The Secretary of State to the French Ambassador

No. 1640

Excellency: I have the honor to acknowledge the receipt of your note of October 29, 1915,2 informing the Department that the Tunisian and Moroccan Governments have decided that merchandise shipped from neutral countries to either Tunisia or the French zone in Morocco shall not be admitted in the future unless accompanied by a certificate of the customs authorities of the said countries, duly viséd by a French consul and testifying that the said merchandise is the product of the country from which it comes.

In so far as this decision applies to merchandise imported into Morocco, the Department cannot recognize the legality or binding effect of this decision. The attitude of the United States in respect to its rights in Morocco has been previously explained to your excellency. The United States has consistently maintained the position that the rights granted to it by capitulations in any of the extraterritorial countries have been irrevocably granted and cannot be taken away without the consent of this country. That this view is also held by the Government of the French Republic is evidenced by the following quotation from a note, dated August 14, 1915, from the French Foreign Office to the American Ambassador at Paris, where, referring to the attempt by the Ottoman Government to abrogate the rights of French subjects and protégés under the capitulations, it is stated:

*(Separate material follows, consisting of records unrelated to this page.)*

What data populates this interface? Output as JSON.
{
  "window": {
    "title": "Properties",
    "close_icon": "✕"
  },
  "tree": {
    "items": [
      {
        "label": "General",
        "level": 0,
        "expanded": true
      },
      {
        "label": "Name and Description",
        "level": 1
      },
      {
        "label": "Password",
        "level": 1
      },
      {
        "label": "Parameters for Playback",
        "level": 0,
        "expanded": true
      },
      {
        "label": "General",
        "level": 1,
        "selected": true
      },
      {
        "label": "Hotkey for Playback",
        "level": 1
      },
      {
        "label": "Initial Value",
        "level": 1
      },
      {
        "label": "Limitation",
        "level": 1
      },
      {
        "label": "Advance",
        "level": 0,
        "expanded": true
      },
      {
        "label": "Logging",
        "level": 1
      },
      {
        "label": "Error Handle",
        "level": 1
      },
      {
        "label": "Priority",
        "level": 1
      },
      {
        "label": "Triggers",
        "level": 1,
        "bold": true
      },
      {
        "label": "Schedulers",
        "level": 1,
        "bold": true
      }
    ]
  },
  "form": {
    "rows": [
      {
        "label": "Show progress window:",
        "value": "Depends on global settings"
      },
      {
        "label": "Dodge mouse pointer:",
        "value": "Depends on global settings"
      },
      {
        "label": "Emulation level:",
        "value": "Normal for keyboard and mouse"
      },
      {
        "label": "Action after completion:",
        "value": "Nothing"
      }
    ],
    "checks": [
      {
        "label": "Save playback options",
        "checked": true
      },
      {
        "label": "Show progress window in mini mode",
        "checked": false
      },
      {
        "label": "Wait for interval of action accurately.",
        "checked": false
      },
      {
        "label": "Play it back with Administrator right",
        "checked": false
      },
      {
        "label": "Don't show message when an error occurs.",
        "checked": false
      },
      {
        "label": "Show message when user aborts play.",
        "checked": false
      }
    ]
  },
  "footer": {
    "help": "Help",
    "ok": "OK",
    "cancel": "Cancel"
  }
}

These pretensions cannot be admitted by the French Government, which has not recognized the abrogation, decreed before the rupture of diplomatic relations, of the capitulations, which were a mutual contract which could not be broken by a unilateral declaration.

The Department is ready at any time to take up with your excellency or with the French Government the conditions under which it will consent to the abolition or modification of the American capitulatory rights in Morocco.

Accept [etc.]

Robert Lansing
  1. Not printed.